Keep our citizens informed


In June, The SUN became aware that the Facilities and Campaign Committee had been formed by the county to take a look at last November’s failed ballot issue for a new jail and advise the commissioners about changes to make regarding the proposed facility.
The advisory group would also advocate for the new jail as a campaign committee.
The county advertised earlier this year for citizens to volunteer and serve on that committee.
When a report was given in a county meeting on June 26, The SUN became aware that the committee had held three or four meetings, some of them in private homes. Those meetings were not properly noticed public meetings as required by Colorado’s Open Meetings Law.
We brought up the matter with one committee member who said he would address the group about our concerns.
After that conversation, we took the issue to Archuleta County Commissioner Ron Maez who agreed that the meetings should be open to the public. He added that other advisory committees to the commissioners should also be noticing their meetings.
We commend Maez and the jail advisory committee for taking a stand and working toward open and transparent government. We wish more public officials would do the same.
This brings us to issues we have about how Archuleta County notices public meetings. It’s not sufficient for the county to only post a meeting notice on its bulletin board.

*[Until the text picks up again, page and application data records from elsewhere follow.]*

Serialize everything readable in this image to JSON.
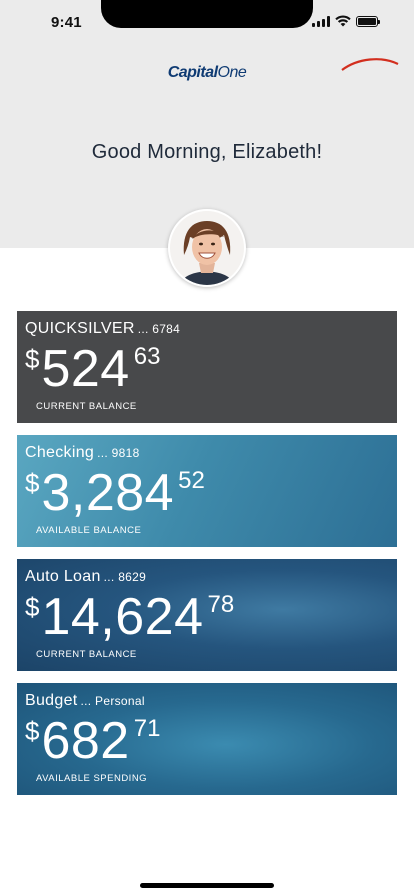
{
  "status_bar": {
    "time": "9:41"
  },
  "header": {
    "logo_text_a": "Capital",
    "logo_text_b": "One",
    "greeting": "Good Morning, Elizabeth!"
  },
  "accounts": [
    {
      "name": "QUICKSILVER",
      "suffix": "... 6784",
      "currency": "$",
      "whole": "524",
      "cents": "63",
      "label": "CURRENT BALANCE"
    },
    {
      "name": "Checking",
      "suffix": "... 9818",
      "currency": "$",
      "whole": "3,284",
      "cents": "52",
      "label": "AVAILABLE BALANCE"
    },
    {
      "name": "Auto Loan",
      "suffix": "... 8629",
      "currency": "$",
      "whole": "14,624",
      "cents": "78",
      "label": "CURRENT BALANCE"
    },
    {
      "name": "Budget",
      "suffix": "... Personal",
      "currency": "$",
      "whole": "682",
      "cents": "71",
      "label": "AVAILABLE SPENDING"
    }
  ],
  "colors": {
    "brand_navy": "#0f3b73",
    "brand_red": "#d22e1e",
    "header_bg": "#ebebeb"
  }
}
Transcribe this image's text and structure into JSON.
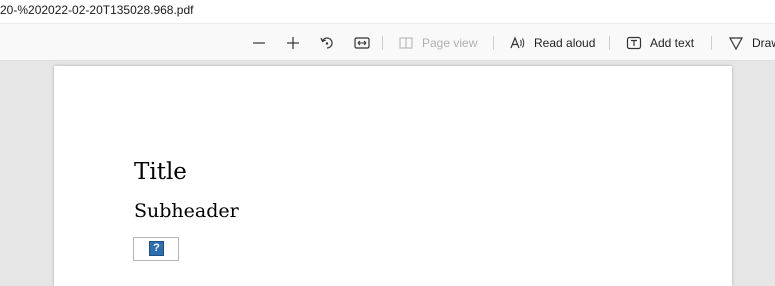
{
  "window": {
    "title": "20-%202022-02-20T135028.968.pdf"
  },
  "toolbar": {
    "zoom_out_icon": "minus-icon",
    "zoom_in_icon": "plus-icon",
    "rotate_icon": "rotate-icon",
    "fit_icon": "fit-width-icon",
    "page_view_label": "Page view",
    "read_aloud_label": "Read aloud",
    "add_text_label": "Add text",
    "draw_label": "Draw"
  },
  "document": {
    "title": "Title",
    "subheader": "Subheader",
    "image_placeholder": "?"
  }
}
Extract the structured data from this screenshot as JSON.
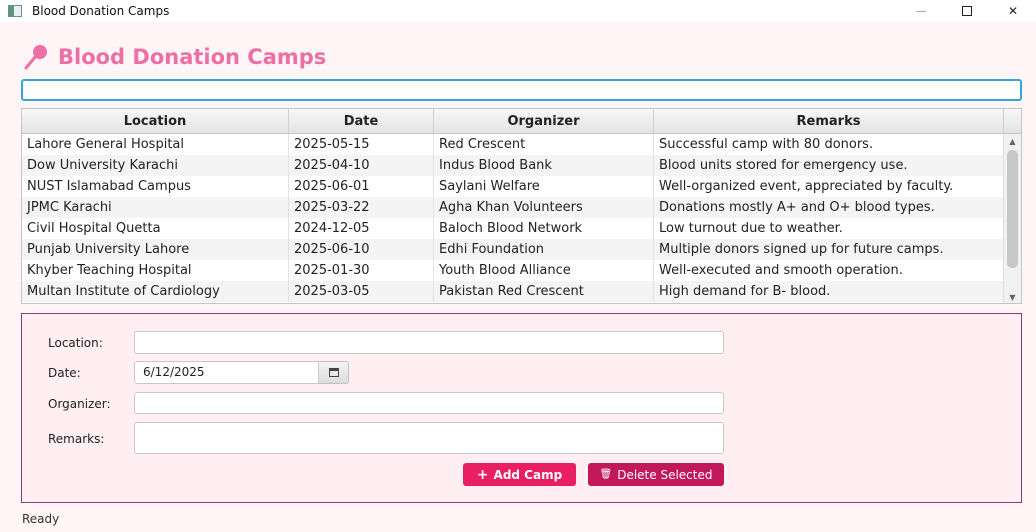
{
  "window": {
    "title": "Blood Donation Camps"
  },
  "header": {
    "title": "Blood Donation Camps",
    "icon": "blood-drop-pin-icon",
    "title_color": "#ec6fa6"
  },
  "search": {
    "value": "",
    "placeholder": ""
  },
  "table": {
    "columns": [
      "Location",
      "Date",
      "Organizer",
      "Remarks"
    ],
    "rows": [
      [
        "Lahore General Hospital",
        "2025-05-15",
        "Red Crescent",
        "Successful camp with 80 donors."
      ],
      [
        "Dow University Karachi",
        "2025-04-10",
        "Indus Blood Bank",
        "Blood units stored for emergency use."
      ],
      [
        "NUST Islamabad Campus",
        "2025-06-01",
        "Saylani Welfare",
        "Well-organized event, appreciated by faculty."
      ],
      [
        "JPMC Karachi",
        "2025-03-22",
        "Agha Khan Volunteers",
        "Donations mostly A+ and O+ blood types."
      ],
      [
        "Civil Hospital Quetta",
        "2024-12-05",
        "Baloch Blood Network",
        "Low turnout due to weather."
      ],
      [
        "Punjab University Lahore",
        "2025-06-10",
        "Edhi Foundation",
        "Multiple donors signed up for future camps."
      ],
      [
        "Khyber Teaching Hospital",
        "2025-01-30",
        "Youth Blood Alliance",
        "Well-executed and smooth operation."
      ],
      [
        "Multan Institute of Cardiology",
        "2025-03-05",
        "Pakistan Red Crescent",
        "High demand for B- blood."
      ]
    ]
  },
  "form": {
    "location_label": "Location:",
    "location_value": "",
    "date_label": "Date:",
    "date_value": "6/12/2025",
    "organizer_label": "Organizer:",
    "organizer_value": "",
    "remarks_label": "Remarks:",
    "remarks_value": "",
    "add_button": "Add Camp",
    "delete_button": "Delete Selected",
    "add_color": "#e91e63",
    "delete_color": "#c2185b"
  },
  "status": "Ready"
}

This week, The SUN received letters to the editor from Arboles residents who have significant concerns about the number of well pads allowed on properties outside their front doors. Can you imagine those Arboles residents having to drive the 30-40 minute trip to downtown Pagosa Springs just to find out if the county is having a meeting about those well pads?
This is the 21st century. The county should post all of its meeting notices online for the convenience of residents and property owners.
Additionally, the county should follow the law about maintaining a “Sunshine List.”
The Colorado Open Meetings Law requires government entities to also maintain lists of persons who request to be notified of meetings or discussions on special topics and provide reasonable advance notice.
Oftentimes county personnel have gone out of their way to make sure The SUN is aware of public meetings, but that doesn’t always happen. The SUN has requested multiple times to be notified of all meetings of the county in accordance with state law.
Just last Tuesday, a reporter stumbled upon a jail meeting that we hadn’t been informed of. We discovered the meeting had been noticed on the county’s bulletin board, but no one had taken time to let us know as we had requested.
We’d like to see the county set its standards a little higher by posting all meetings online, on the bulletin board and via email to those who request notification.
It’s unfortunate that not all of the jail committee’s meetings have been held in accordance with Colorado’s Open Meetings Law. The jail is a critical issue in this county and the county can’t afford to lose at the polls again this November.
There should not have been any meetings concerning the jail held behind closed doors.